- THE TASK -
Report each line of the records where "java" occurs.

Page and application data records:

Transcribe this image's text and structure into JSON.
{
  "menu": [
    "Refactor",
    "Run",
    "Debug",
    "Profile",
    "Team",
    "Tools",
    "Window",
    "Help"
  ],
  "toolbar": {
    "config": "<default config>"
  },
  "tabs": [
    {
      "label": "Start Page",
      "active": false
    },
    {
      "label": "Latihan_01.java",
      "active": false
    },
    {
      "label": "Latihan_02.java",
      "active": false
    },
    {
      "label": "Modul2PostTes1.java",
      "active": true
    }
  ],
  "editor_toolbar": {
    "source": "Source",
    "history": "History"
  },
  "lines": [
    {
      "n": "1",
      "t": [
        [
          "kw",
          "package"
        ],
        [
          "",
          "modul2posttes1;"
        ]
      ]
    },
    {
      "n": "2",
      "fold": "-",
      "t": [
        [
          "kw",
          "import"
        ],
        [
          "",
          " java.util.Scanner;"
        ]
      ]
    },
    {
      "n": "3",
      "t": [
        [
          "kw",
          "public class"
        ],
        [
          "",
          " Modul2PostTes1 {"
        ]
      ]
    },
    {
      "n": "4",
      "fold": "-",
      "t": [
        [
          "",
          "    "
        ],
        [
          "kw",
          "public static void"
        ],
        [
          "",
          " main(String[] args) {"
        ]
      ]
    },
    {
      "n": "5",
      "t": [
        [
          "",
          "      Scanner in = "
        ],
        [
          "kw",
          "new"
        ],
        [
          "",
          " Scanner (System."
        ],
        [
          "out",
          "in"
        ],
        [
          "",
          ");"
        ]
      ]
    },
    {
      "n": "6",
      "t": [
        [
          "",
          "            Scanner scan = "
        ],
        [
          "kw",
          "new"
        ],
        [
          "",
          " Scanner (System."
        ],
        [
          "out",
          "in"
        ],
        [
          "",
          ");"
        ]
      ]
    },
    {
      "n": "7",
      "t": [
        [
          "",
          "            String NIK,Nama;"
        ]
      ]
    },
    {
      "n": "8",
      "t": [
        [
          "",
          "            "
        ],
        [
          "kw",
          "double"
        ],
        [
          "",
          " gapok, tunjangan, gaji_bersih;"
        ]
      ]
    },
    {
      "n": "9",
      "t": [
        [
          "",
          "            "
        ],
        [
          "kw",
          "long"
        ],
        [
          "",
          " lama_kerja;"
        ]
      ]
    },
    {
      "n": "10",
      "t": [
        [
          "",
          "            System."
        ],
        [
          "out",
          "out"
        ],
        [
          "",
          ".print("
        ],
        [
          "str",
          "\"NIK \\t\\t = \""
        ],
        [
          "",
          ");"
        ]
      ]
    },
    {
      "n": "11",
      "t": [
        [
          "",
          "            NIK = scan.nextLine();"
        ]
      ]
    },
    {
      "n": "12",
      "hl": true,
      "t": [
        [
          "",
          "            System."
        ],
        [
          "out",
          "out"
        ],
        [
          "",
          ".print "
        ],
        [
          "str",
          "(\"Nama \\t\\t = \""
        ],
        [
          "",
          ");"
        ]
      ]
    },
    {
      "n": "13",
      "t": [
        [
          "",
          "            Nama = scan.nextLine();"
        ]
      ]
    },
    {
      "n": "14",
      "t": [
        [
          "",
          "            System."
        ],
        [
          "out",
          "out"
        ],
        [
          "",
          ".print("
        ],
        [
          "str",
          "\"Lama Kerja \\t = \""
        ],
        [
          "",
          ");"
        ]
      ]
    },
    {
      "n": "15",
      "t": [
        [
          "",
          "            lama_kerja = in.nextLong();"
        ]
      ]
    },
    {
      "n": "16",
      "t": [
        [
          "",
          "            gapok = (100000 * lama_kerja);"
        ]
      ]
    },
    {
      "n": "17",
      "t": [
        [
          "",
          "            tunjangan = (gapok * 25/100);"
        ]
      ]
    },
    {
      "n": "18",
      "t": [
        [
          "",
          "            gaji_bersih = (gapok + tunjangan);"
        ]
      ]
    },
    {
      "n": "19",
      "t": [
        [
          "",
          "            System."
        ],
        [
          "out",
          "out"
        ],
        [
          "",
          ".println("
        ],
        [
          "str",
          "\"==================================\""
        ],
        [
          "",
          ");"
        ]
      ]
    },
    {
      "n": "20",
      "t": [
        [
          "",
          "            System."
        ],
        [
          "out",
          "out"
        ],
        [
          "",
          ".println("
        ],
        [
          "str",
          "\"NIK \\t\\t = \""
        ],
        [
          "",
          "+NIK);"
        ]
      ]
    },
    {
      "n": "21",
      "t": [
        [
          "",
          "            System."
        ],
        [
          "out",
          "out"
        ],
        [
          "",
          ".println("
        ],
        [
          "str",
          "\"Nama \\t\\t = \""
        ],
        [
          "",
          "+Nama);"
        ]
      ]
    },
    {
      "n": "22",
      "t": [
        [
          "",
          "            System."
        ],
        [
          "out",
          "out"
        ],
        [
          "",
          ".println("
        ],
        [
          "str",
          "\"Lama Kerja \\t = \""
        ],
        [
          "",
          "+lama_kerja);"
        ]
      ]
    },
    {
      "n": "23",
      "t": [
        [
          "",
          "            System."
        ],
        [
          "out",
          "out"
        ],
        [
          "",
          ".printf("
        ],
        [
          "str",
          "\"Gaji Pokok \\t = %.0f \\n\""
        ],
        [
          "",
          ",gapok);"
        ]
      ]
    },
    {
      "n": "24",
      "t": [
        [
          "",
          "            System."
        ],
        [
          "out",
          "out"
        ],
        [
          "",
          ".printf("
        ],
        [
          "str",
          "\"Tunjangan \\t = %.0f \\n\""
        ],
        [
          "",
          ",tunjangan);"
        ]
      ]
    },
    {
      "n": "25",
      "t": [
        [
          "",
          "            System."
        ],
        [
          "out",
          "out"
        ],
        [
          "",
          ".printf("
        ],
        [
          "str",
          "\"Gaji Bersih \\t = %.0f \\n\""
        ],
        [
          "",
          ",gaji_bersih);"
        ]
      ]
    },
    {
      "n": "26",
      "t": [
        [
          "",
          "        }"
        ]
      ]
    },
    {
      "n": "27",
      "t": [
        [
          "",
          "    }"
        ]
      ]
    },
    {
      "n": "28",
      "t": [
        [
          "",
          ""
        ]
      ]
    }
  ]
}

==

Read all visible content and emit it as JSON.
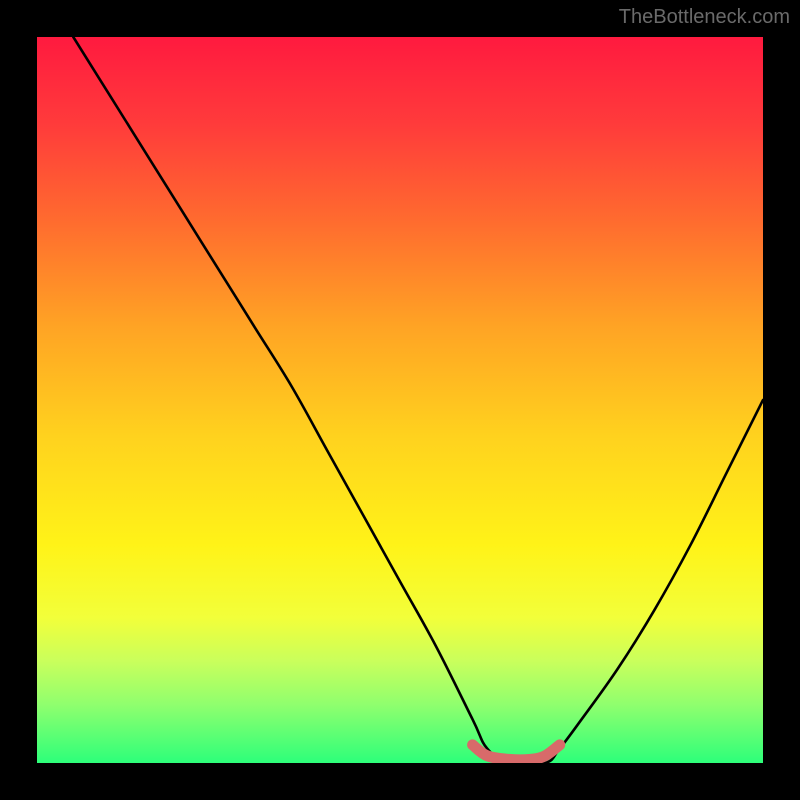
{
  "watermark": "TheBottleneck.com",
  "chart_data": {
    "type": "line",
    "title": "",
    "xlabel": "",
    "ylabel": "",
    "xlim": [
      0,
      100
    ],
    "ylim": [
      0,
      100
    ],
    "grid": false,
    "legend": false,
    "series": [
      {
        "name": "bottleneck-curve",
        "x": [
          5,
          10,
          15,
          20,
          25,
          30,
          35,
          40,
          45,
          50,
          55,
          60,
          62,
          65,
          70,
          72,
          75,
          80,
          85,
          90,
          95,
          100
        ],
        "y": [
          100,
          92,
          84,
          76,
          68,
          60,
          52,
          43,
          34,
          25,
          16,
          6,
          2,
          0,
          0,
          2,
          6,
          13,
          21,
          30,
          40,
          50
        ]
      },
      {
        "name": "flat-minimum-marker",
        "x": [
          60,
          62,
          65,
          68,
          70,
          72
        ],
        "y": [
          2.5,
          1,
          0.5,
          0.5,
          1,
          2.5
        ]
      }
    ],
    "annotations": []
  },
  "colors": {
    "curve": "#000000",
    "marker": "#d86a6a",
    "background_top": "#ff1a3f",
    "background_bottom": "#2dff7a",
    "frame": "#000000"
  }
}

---

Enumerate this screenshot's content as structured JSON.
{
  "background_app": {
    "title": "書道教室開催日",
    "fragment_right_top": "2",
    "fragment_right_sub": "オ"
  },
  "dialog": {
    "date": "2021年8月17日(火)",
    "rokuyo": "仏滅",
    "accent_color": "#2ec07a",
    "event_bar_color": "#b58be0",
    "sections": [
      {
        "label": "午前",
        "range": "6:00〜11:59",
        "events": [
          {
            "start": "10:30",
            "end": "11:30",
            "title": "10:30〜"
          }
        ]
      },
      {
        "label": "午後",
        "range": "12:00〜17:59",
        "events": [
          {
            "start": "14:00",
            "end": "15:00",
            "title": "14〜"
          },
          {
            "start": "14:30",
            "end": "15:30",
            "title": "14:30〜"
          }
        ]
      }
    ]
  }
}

- YOUR RESPONSE -
      "label": "Latihan_01.java",
      "label": "Latihan_02.java",
      "label": "Modul2PostTes1.java",
          " java.util.Scanner;"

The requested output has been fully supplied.